→ ASSIGNMENT:
All of the records below are to be printed exactly; the pictures are to be left out.
==================================================
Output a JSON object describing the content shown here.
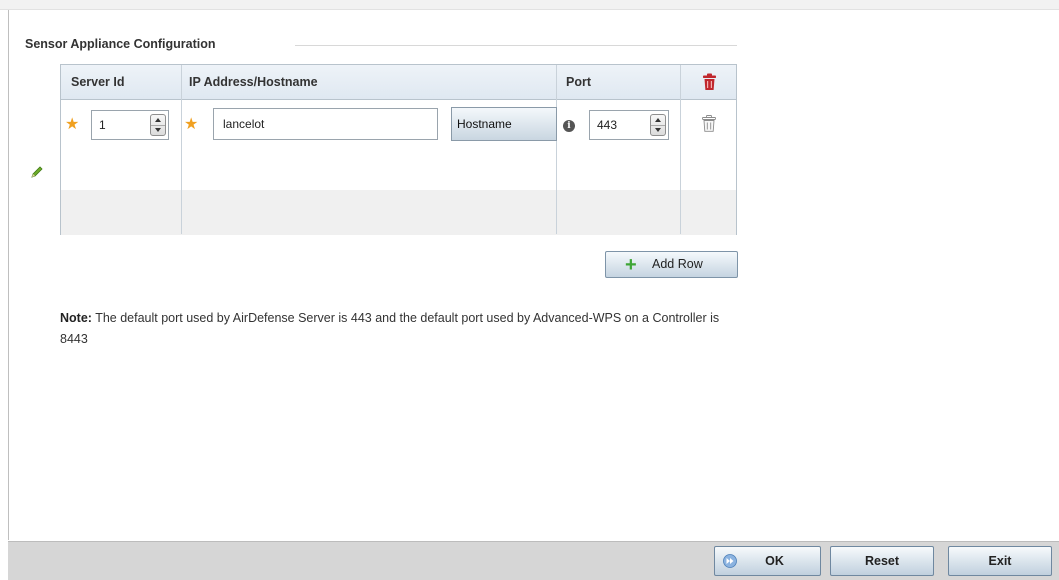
{
  "section": {
    "title": "Sensor Appliance Configuration"
  },
  "table": {
    "headers": {
      "server_id": "Server Id",
      "ip_hostname": "IP Address/Hostname",
      "port": "Port"
    },
    "rows": [
      {
        "server_id": "1",
        "ip_hostname": "lancelot",
        "address_type": "Hostname",
        "port": "443"
      }
    ]
  },
  "add_row": {
    "label": "Add Row"
  },
  "note": {
    "label": "Note:",
    "text": " The default port used by AirDefense Server is 443 and the default port used by Advanced-WPS on a Controller is 8443"
  },
  "footer": {
    "ok_label": "OK",
    "reset_label": "Reset",
    "exit_label": "Exit"
  },
  "colors": {
    "required_star": "#f0a020",
    "delete_icon": "#c0272d",
    "add_plus": "#3ea535"
  },
  "icons": {
    "header_delete": "trash-icon",
    "row_delete": "trash-icon",
    "edit": "pencil-icon",
    "info": "info-icon",
    "ok": "forward-icon",
    "add": "plus-icon"
  }
}
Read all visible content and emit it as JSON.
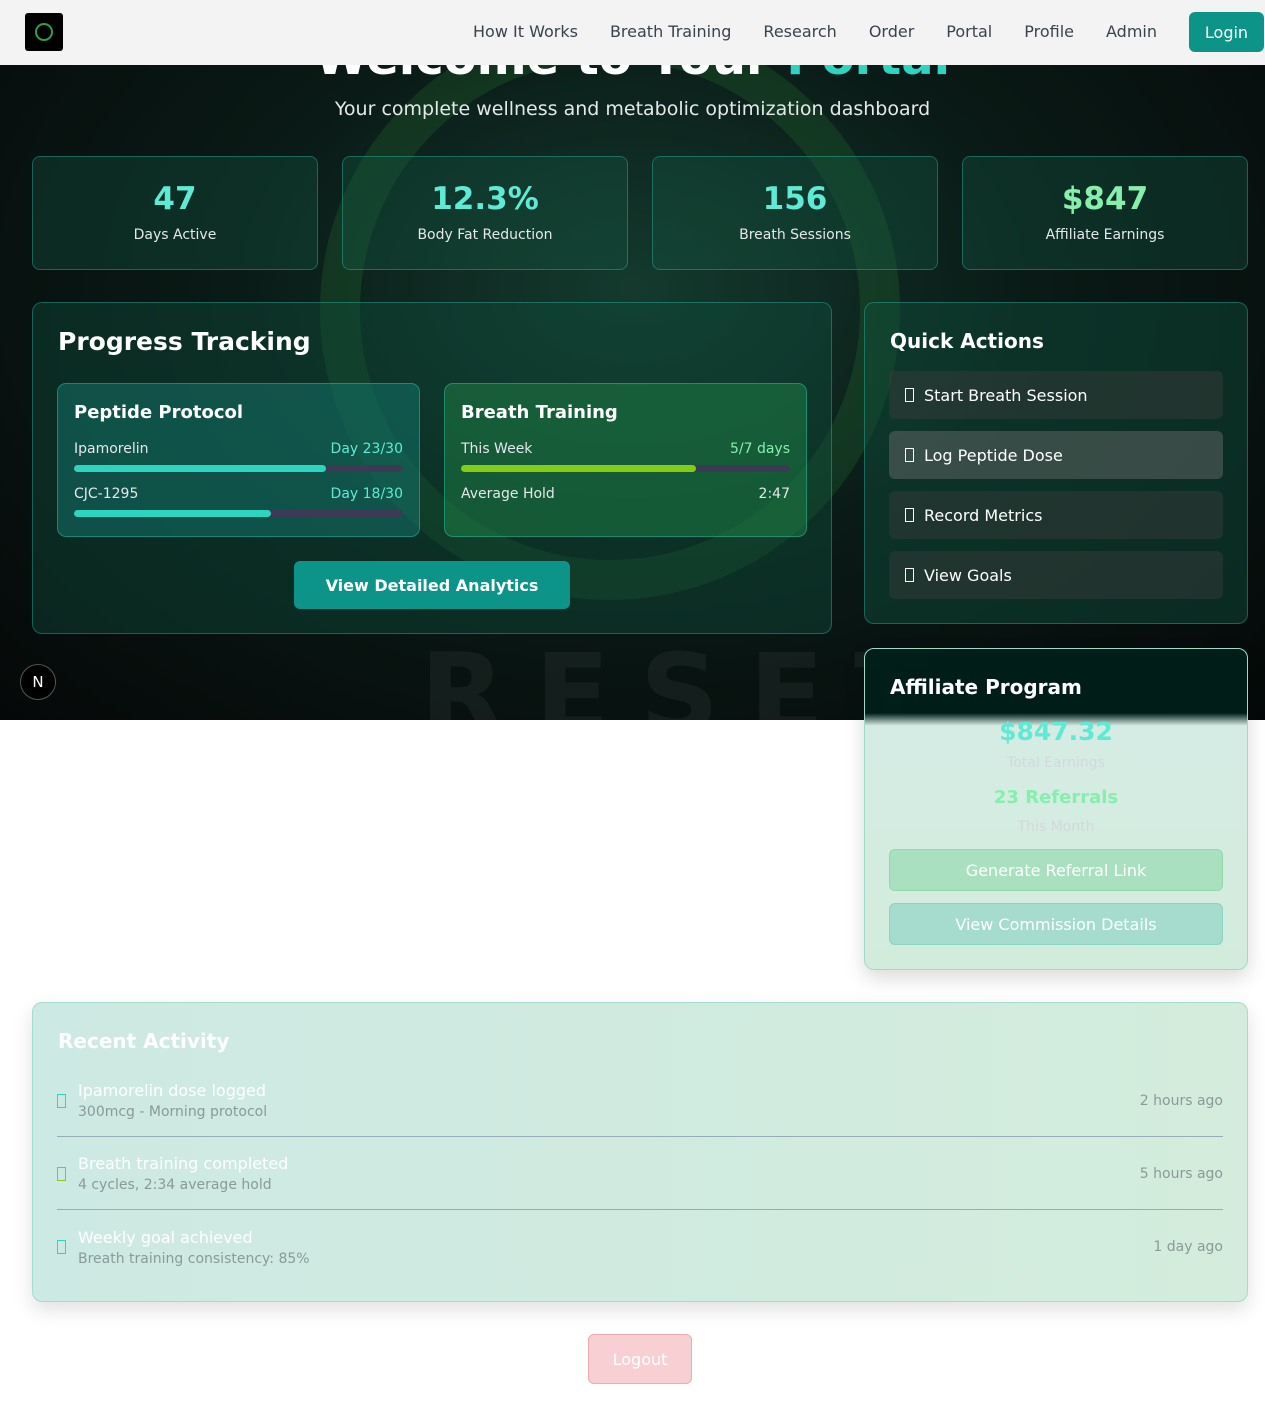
{
  "nav": {
    "links": [
      "How It Works",
      "Breath Training",
      "Research",
      "Order",
      "Portal",
      "Profile",
      "Admin"
    ],
    "login": "Login"
  },
  "hero": {
    "title_a": "Welcome to Your ",
    "title_b": "Portal",
    "subtitle": "Your complete wellness and metabolic optimization dashboard"
  },
  "stats": [
    {
      "value": "47",
      "label": "Days Active"
    },
    {
      "value": "12.3%",
      "label": "Body Fat Reduction"
    },
    {
      "value": "156",
      "label": "Breath Sessions"
    },
    {
      "value": "$847",
      "label": "Affiliate Earnings"
    }
  ],
  "progress": {
    "title": "Progress Tracking",
    "peptide": {
      "title": "Peptide Protocol",
      "items": [
        {
          "name": "Ipamorelin",
          "value": "Day 23/30",
          "pct": 76.7
        },
        {
          "name": "CJC-1295",
          "value": "Day 18/30",
          "pct": 60
        }
      ]
    },
    "breath": {
      "title": "Breath Training",
      "week_label": "This Week",
      "week_value": "5/7 days",
      "week_pct": 71.4,
      "hold_label": "Average Hold",
      "hold_value": "2:47"
    },
    "button": "View Detailed Analytics"
  },
  "quick_actions": {
    "title": "Quick Actions",
    "items": [
      "Start Breath Session",
      "Log Peptide Dose",
      "Record Metrics",
      "View Goals"
    ]
  },
  "affiliate": {
    "title": "Affiliate Program",
    "earnings": "$847.32",
    "earnings_label": "Total Earnings",
    "referrals": "23 Referrals",
    "referrals_label": "This Month",
    "btn_generate": "Generate Referral Link",
    "btn_commission": "View Commission Details"
  },
  "recent": {
    "title": "Recent Activity",
    "items": [
      {
        "title": "Ipamorelin dose logged",
        "detail": "300mcg - Morning protocol",
        "time": "2 hours ago",
        "color": "#2dd4bf"
      },
      {
        "title": "Breath training completed",
        "detail": "4 cycles, 2:34 average hold",
        "time": "5 hours ago",
        "color": "#84cc16"
      },
      {
        "title": "Weekly goal achieved",
        "detail": "Breath training consistency: 85%",
        "time": "1 day ago",
        "color": "#2dd4bf"
      }
    ]
  },
  "logout": "Logout",
  "badge": "N"
}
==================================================
→ ANSWER SECTION:
Output a JSON object describing the content shown here.
{
  "section": {
    "title": "Sensor Appliance Configuration"
  },
  "table": {
    "headers": {
      "server_id": "Server Id",
      "ip_hostname": "IP Address/Hostname",
      "port": "Port"
    },
    "rows": [
      {
        "server_id": "1",
        "ip_hostname": "lancelot",
        "address_type": "Hostname",
        "port": "443"
      }
    ]
  },
  "add_row": {
    "label": "Add Row"
  },
  "note": {
    "label": "Note:",
    "text": " The default port used by AirDefense Server is 443 and the default port used by Advanced-WPS on a Controller is 8443"
  },
  "footer": {
    "ok_label": "OK",
    "reset_label": "Reset",
    "exit_label": "Exit"
  },
  "colors": {
    "required_star": "#f0a020",
    "delete_icon": "#c0272d",
    "add_plus": "#3ea535"
  },
  "icons": {
    "header_delete": "trash-icon",
    "row_delete": "trash-icon",
    "edit": "pencil-icon",
    "info": "info-icon",
    "ok": "forward-icon",
    "add": "plus-icon"
  }
}
Read all visible content and emit it as JSON.
{
  "nav": {
    "links": [
      "How It Works",
      "Breath Training",
      "Research",
      "Order",
      "Portal",
      "Profile",
      "Admin"
    ],
    "login": "Login"
  },
  "hero": {
    "title_a": "Welcome to Your ",
    "title_b": "Portal",
    "subtitle": "Your complete wellness and metabolic optimization dashboard"
  },
  "stats": [
    {
      "value": "47",
      "label": "Days Active"
    },
    {
      "value": "12.3%",
      "label": "Body Fat Reduction"
    },
    {
      "value": "156",
      "label": "Breath Sessions"
    },
    {
      "value": "$847",
      "label": "Affiliate Earnings"
    }
  ],
  "progress": {
    "title": "Progress Tracking",
    "peptide": {
      "title": "Peptide Protocol",
      "items": [
        {
          "name": "Ipamorelin",
          "value": "Day 23/30",
          "pct": 76.7
        },
        {
          "name": "CJC-1295",
          "value": "Day 18/30",
          "pct": 60
        }
      ]
    },
    "breath": {
      "title": "Breath Training",
      "week_label": "This Week",
      "week_value": "5/7 days",
      "week_pct": 71.4,
      "hold_label": "Average Hold",
      "hold_value": "2:47"
    },
    "button": "View Detailed Analytics"
  },
  "quick_actions": {
    "title": "Quick Actions",
    "items": [
      "Start Breath Session",
      "Log Peptide Dose",
      "Record Metrics",
      "View Goals"
    ]
  },
  "affiliate": {
    "title": "Affiliate Program",
    "earnings": "$847.32",
    "earnings_label": "Total Earnings",
    "referrals": "23 Referrals",
    "referrals_label": "This Month",
    "btn_generate": "Generate Referral Link",
    "btn_commission": "View Commission Details"
  },
  "recent": {
    "title": "Recent Activity",
    "items": [
      {
        "title": "Ipamorelin dose logged",
        "detail": "300mcg - Morning protocol",
        "time": "2 hours ago",
        "color": "#2dd4bf"
      },
      {
        "title": "Breath training completed",
        "detail": "4 cycles, 2:34 average hold",
        "time": "5 hours ago",
        "color": "#84cc16"
      },
      {
        "title": "Weekly goal achieved",
        "detail": "Breath training consistency: 85%",
        "time": "1 day ago",
        "color": "#2dd4bf"
      }
    ]
  },
  "logout": "Logout",
  "badge": "N"
}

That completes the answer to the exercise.